Proposal: Mixed Content Level 2
Over the last few years, user agents have more or less converged on the behavior defined in our first pass at a Mixed Content spec. We have a robust test suite, relatively good agreement on test results, and with luck we'll be able to push that document through to REC in the relatively near-term (which is good, since it went to CR in March 2015!). So, we have a solid foundation. What's next?
This document sketches a few problems we might want to solve together, and proposes solutions browser vendors might be interested in implementing.
Optionally-blockable mixed content
Usage of optionally-blockable mixed content is still fairly pervasive (~2.4% of Chrome's page views, the vast majority of which is image content); the current warnings and UX aren't having much effect on driving the numbers down to something more negligible.

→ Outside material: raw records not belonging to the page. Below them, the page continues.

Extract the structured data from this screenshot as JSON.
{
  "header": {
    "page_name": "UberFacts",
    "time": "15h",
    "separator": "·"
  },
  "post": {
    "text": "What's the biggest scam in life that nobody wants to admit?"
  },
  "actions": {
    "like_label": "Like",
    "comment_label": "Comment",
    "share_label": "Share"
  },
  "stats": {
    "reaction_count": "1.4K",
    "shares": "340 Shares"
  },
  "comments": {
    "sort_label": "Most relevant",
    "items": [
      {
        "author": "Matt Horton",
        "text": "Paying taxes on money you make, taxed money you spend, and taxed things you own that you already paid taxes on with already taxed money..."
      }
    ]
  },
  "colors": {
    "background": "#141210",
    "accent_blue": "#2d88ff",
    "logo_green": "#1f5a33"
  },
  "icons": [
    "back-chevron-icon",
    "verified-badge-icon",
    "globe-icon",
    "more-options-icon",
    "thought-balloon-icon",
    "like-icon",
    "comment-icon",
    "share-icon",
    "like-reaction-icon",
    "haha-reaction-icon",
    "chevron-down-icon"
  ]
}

The current Mixed Content document suggests that user agents should degrade any security indicators it might present if optionally-blockable mixed content is allowed to load. Chrome does this today by dropping the green lock for pages like https://mixed.badssl.com/. Other vendors have similar behavior: Safari and Edge both degrade to pretty much the same presentation as an HTTP page, while Firefox keeps the lock, but badges it with a yellow warning triangle.
Chrome has an eventual goal of rendering all non-secure origins as affirmatively non-secure, and dropping the affirmative indication of security from HTTPS pages. Should we continue to distinguish between loading optionally-blockable and blockable content in this future UX? Is there a user-facing distinction between "Not secure because you loaded an image", and "Really not secure because you instructed the user agent to load script"?
That last bit points to another UX question: the current document suggests that user agents may offer users the ability to override the restriction on blockable mixed content. Chrome currently does so on desktop with a shield icon in the address bar on pages like https://mixed-script.badssl.com/. Edge and Firefox have similar UX. Chrome on mobile devices and Safari on all devices, on the other hand, do not offer this UX, and it's likely that we'll drop it from Chrome on desktop in the future. Is it an option the spec needs to continue to provide?
Migrating from HTTP to HTTPS is still more painful than it ought to be due to the UX issues above,
and the spectre of hard-coded absolute URLs that will be blocked in a secure context.
Upgrade-Insecure-Requests is a partial solution, and has shown real value in the wild. But it
remains a fairly blunt opt-in mechanism that developers have to know about and choose to use. HSTS
Priming aimed to bump the defaults up a bit, but hasn't shown
enough value in based on the rumblings I've heard from Mozilla to be worth implementing.
User agents should upgrade rather than block requests currently categorized as blockable mixed content. That is, when evaluating
<script src="http://example.test/js"></script>, the user agent should rewrite the URL into
https://example.test/jsin the same way it would if
Upgrade-Insecure-Requestswas present. Doing this would give developers a better shot at transparently migrating from HTTP to HTTPS, even if they miss some critical
(Credit where it's due: I'm pretty sure Tanvi and others suggested this several years ago. I've come to agree with her, despite my objections at the time.)
User agents should treat optionally-blockable mixed content as blockable by default (and, if we accept the proposal above, that means that we'd upgrade it rather than blocking). Since, however, there are real use cases that still require loading optionally-blockable mixed content (image search on Bing, Google, and other search engines that have chosen not to proxy other folks' images for whatever reason; podcast applications like https://overcast.fm/; etc.), we could could allow developers to opt-into status quo behavior in some way (perhaps a
Mixed-Content: I-ve-Got-Some-Oh-Noesheader?) at the cost of degrading their security indicator in some way. The assumption underlying this proposal is that a large fraction of optionally-blockable mixed content is loaded accidentally or is not critical to the site's functionality. If this assumption holds, then requiring site owners to explicitly opt in to optionally-blockable mixed content will dramatically reduce the amount of optionally-blockable mixed content that users end up loading.
User agents should deprecate and remove
Upgrade-Insecure-Requeststo reduce the platform's overall complexity, as the two proposals above would seem to obviate it entirely.
User agents should remove their shield UX more broadly, perhaps following Safari's lead by removing it entirely, perhaps compromising based on use cases by moving it out of the address bar into developer tooling or extensions.
Kate noted that the internet is not friendly to SYN packets to firewalled ports. Apparently, it's quite common for firewalls to drop packets to unexpected ports rather than closing the connection, which caused Mozilla some pain when rolling out HSTS Priming (e.g. https://bugzilla.mozilla.org/show_bug.cgi?id=1311807). We'll need to figure out whether the opt-in for optionally-blockable content would be enough to mitigate this risk, or whether we'd need deeper changes to network stack timeouts, etc. If the latter, that might shift the cost/benefit analysis of auto-upgrading.
David Kitchen suggests that SRI might be a reasonable opt-in for optionally-blockable mixed content.